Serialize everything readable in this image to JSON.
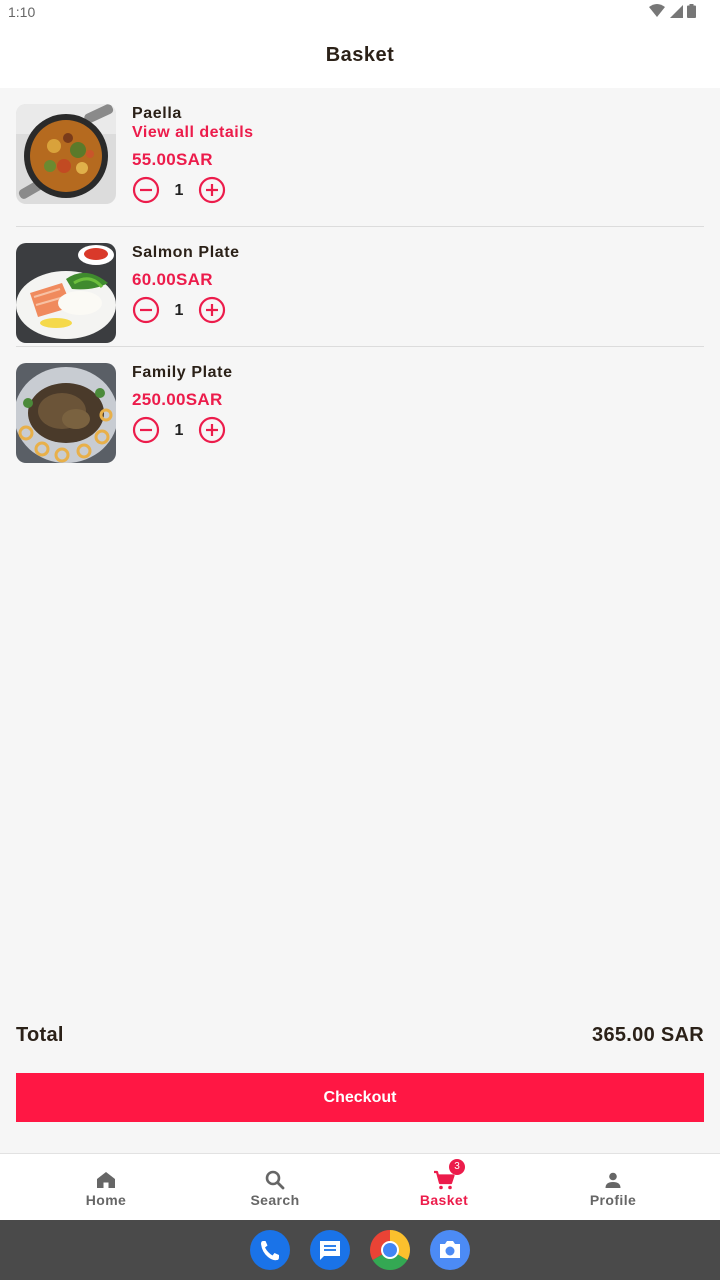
{
  "status_bar": {
    "time": "1:10"
  },
  "header": {
    "title": "Basket"
  },
  "basket": {
    "items": [
      {
        "name": "Paella",
        "details_link": "View all details",
        "price": "55.00SAR",
        "quantity": "1"
      },
      {
        "name": "Salmon Plate",
        "price": "60.00SAR",
        "quantity": "1"
      },
      {
        "name": "Family Plate",
        "price": "250.00SAR",
        "quantity": "1"
      }
    ]
  },
  "summary": {
    "total_label": "Total",
    "total_value": "365.00 SAR"
  },
  "checkout": {
    "label": "Checkout"
  },
  "bottom_nav": {
    "items": [
      {
        "label": "Home",
        "icon": "home-icon"
      },
      {
        "label": "Search",
        "icon": "search-icon"
      },
      {
        "label": "Basket",
        "icon": "cart-icon",
        "badge": "3",
        "active": true
      },
      {
        "label": "Profile",
        "icon": "person-icon"
      }
    ]
  },
  "dock": {
    "apps": [
      "phone-app-icon",
      "messages-app-icon",
      "chrome-app-icon",
      "camera-app-icon"
    ]
  },
  "colors": {
    "accent": "#ec1c4b",
    "checkout": "#ff1744",
    "text_dark": "#2b2118",
    "nav_inactive": "#666666",
    "background": "#f6f6f6"
  }
}
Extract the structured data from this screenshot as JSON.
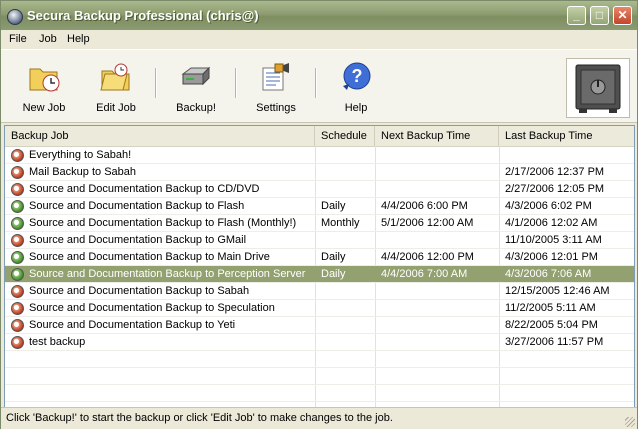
{
  "window": {
    "title": "Secura Backup Professional (chris@)"
  },
  "menu": [
    "File",
    "Job",
    "Help"
  ],
  "toolbar": {
    "new_job": "New Job",
    "edit_job": "Edit Job",
    "backup": "Backup!",
    "settings": "Settings",
    "help": "Help"
  },
  "columns": {
    "job": "Backup Job",
    "schedule": "Schedule",
    "next": "Next Backup Time",
    "last": "Last Backup Time"
  },
  "rows": [
    {
      "job": "Everything to Sabah!",
      "schedule": "",
      "next": "",
      "last": "",
      "status": "red"
    },
    {
      "job": "Mail Backup to Sabah",
      "schedule": "",
      "next": "",
      "last": "2/17/2006 12:37 PM",
      "status": "red"
    },
    {
      "job": "Source and Documentation Backup to CD/DVD",
      "schedule": "",
      "next": "",
      "last": "2/27/2006 12:05 PM",
      "status": "red"
    },
    {
      "job": "Source and Documentation Backup to Flash",
      "schedule": "Daily",
      "next": "4/4/2006 6:00 PM",
      "last": "4/3/2006 6:02 PM",
      "status": "green"
    },
    {
      "job": "Source and Documentation Backup to Flash (Monthly!)",
      "schedule": "Monthly",
      "next": "5/1/2006 12:00 AM",
      "last": "4/1/2006 12:02 AM",
      "status": "green"
    },
    {
      "job": "Source and Documentation Backup to GMail",
      "schedule": "",
      "next": "",
      "last": "11/10/2005 3:11 AM",
      "status": "red"
    },
    {
      "job": "Source and Documentation Backup to Main Drive",
      "schedule": "Daily",
      "next": "4/4/2006 12:00 PM",
      "last": "4/3/2006 12:01 PM",
      "status": "green"
    },
    {
      "job": "Source and Documentation Backup to Perception Server",
      "schedule": "Daily",
      "next": "4/4/2006 7:00 AM",
      "last": "4/3/2006 7:06 AM",
      "status": "green",
      "selected": true
    },
    {
      "job": "Source and Documentation Backup to Sabah",
      "schedule": "",
      "next": "",
      "last": "12/15/2005 12:46 AM",
      "status": "red"
    },
    {
      "job": "Source and Documentation Backup to Speculation",
      "schedule": "",
      "next": "",
      "last": "11/2/2005 5:11 AM",
      "status": "red"
    },
    {
      "job": "Source and Documentation Backup to Yeti",
      "schedule": "",
      "next": "",
      "last": "8/22/2005 5:04 PM",
      "status": "red"
    },
    {
      "job": "test backup",
      "schedule": "",
      "next": "",
      "last": "3/27/2006 11:57 PM",
      "status": "red"
    }
  ],
  "status_bar": "Click 'Backup!' to start the backup or click 'Edit Job' to make changes to the job.",
  "icons": {
    "new_job": "new-job-icon",
    "edit_job": "edit-job-icon",
    "backup": "drive-icon",
    "settings": "settings-icon",
    "help": "help-icon",
    "logo": "safe-icon"
  },
  "colors": {
    "titlebar": "#8d9d70",
    "selection": "#93a070"
  }
}
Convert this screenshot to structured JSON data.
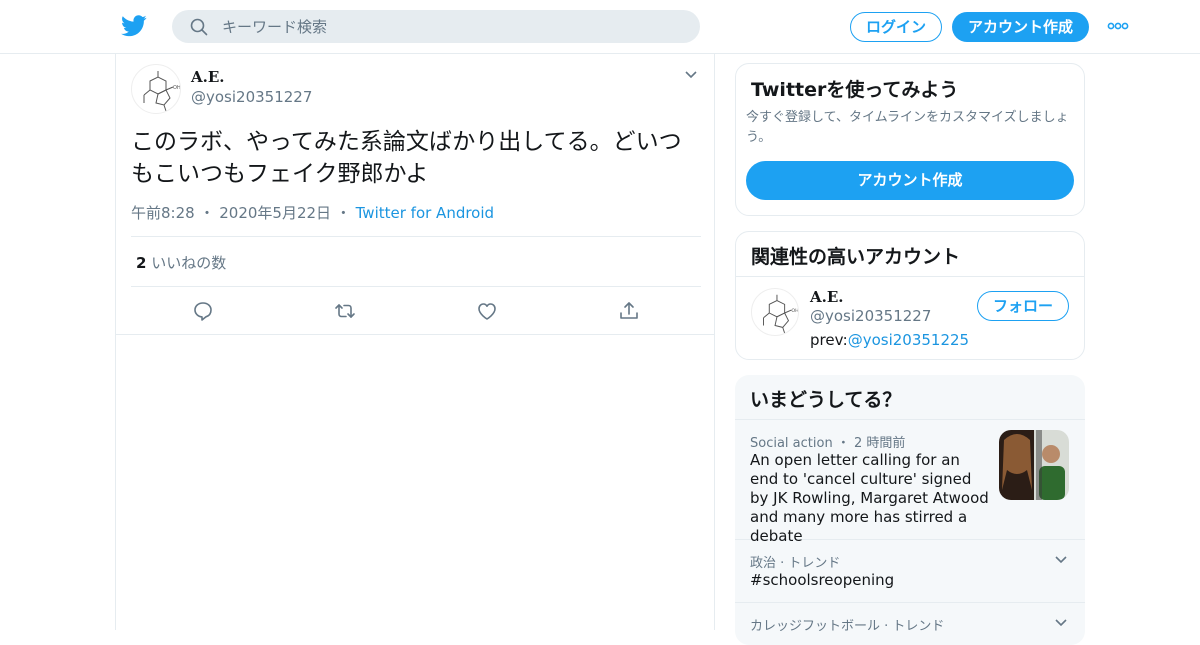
{
  "header": {
    "search_placeholder": "キーワード検索",
    "login_label": "ログイン",
    "signup_label": "アカウント作成"
  },
  "tweet": {
    "author_name": "A.E.",
    "author_handle": "@yosi20351227",
    "text": "このラボ、やってみた系論文ばかり出してる。どいつもこいつもフェイク野郎かよ",
    "time": "午前8:28",
    "date": "2020年5月22日",
    "source": "Twitter for Android",
    "likes_count": "2",
    "likes_label": "いいねの数"
  },
  "welcome_card": {
    "title": "Twitterを使ってみよう",
    "subtitle": "今すぐ登録して、タイムラインをカスタマイズしましょう。",
    "signup_label": "アカウント作成"
  },
  "related_card": {
    "title": "関連性の高いアカウント",
    "name": "A.E.",
    "handle": "@yosi20351227",
    "bio_prefix": "prev:",
    "bio_link": "@yosi20351225",
    "follow_label": "フォロー"
  },
  "trends_card": {
    "title": "いまどうしてる？",
    "items": [
      {
        "meta": "Social action ・ 2 時間前",
        "title": "An open letter calling for an end to 'cancel culture' signed by JK Rowling, Margaret Atwood and many more has stirred a debate"
      },
      {
        "meta": "政治 · トレンド",
        "title": "#schoolsreopening"
      },
      {
        "meta": "カレッジフットボール · トレンド",
        "title": ""
      }
    ]
  },
  "colors": {
    "brand": "#1da1f2",
    "link": "#1b95e0",
    "secondary_text": "#657786",
    "border": "#e6ecf0"
  },
  "icons": [
    "twitter-bird-icon",
    "search-icon",
    "more-dots-icon",
    "chevron-down-icon",
    "reply-icon",
    "retweet-icon",
    "like-heart-icon",
    "share-icon"
  ]
}
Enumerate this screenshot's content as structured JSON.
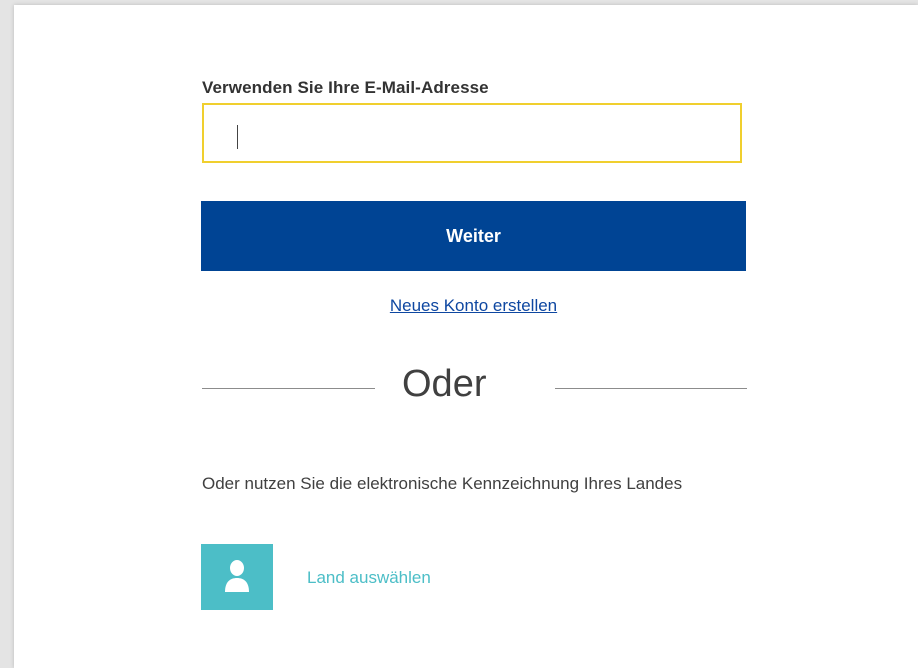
{
  "login": {
    "email_label": "Verwenden Sie Ihre E-Mail-Adresse",
    "email_value": "",
    "submit_label": "Weiter",
    "create_account_link": "Neues Konto erstellen",
    "divider_text": "Oder",
    "eid_text": "Oder nutzen Sie die elektronische Kennzeichnung Ihres Landes",
    "country_select_label": "Land auswählen"
  },
  "icons": {
    "country_icon": "person-icon"
  },
  "colors": {
    "primary_button": "#004494",
    "input_focus_border": "#f0cf2e",
    "accent_teal": "#4cbec7",
    "link_blue": "#0e47a1"
  }
}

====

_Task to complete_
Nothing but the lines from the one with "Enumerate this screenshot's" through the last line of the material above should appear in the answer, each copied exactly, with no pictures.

_Exercise answer_
Enumerate this screenshot's content as structured JSON.
{
  "login": {
    "email_label": "Verwenden Sie Ihre E-Mail-Adresse",
    "email_value": "",
    "submit_label": "Weiter",
    "create_account_link": "Neues Konto erstellen",
    "divider_text": "Oder",
    "eid_text": "Oder nutzen Sie die elektronische Kennzeichnung Ihres Landes",
    "country_select_label": "Land auswählen"
  },
  "icons": {
    "country_icon": "person-icon"
  },
  "colors": {
    "primary_button": "#004494",
    "input_focus_border": "#f0cf2e",
    "accent_teal": "#4cbec7",
    "link_blue": "#0e47a1"
  }
}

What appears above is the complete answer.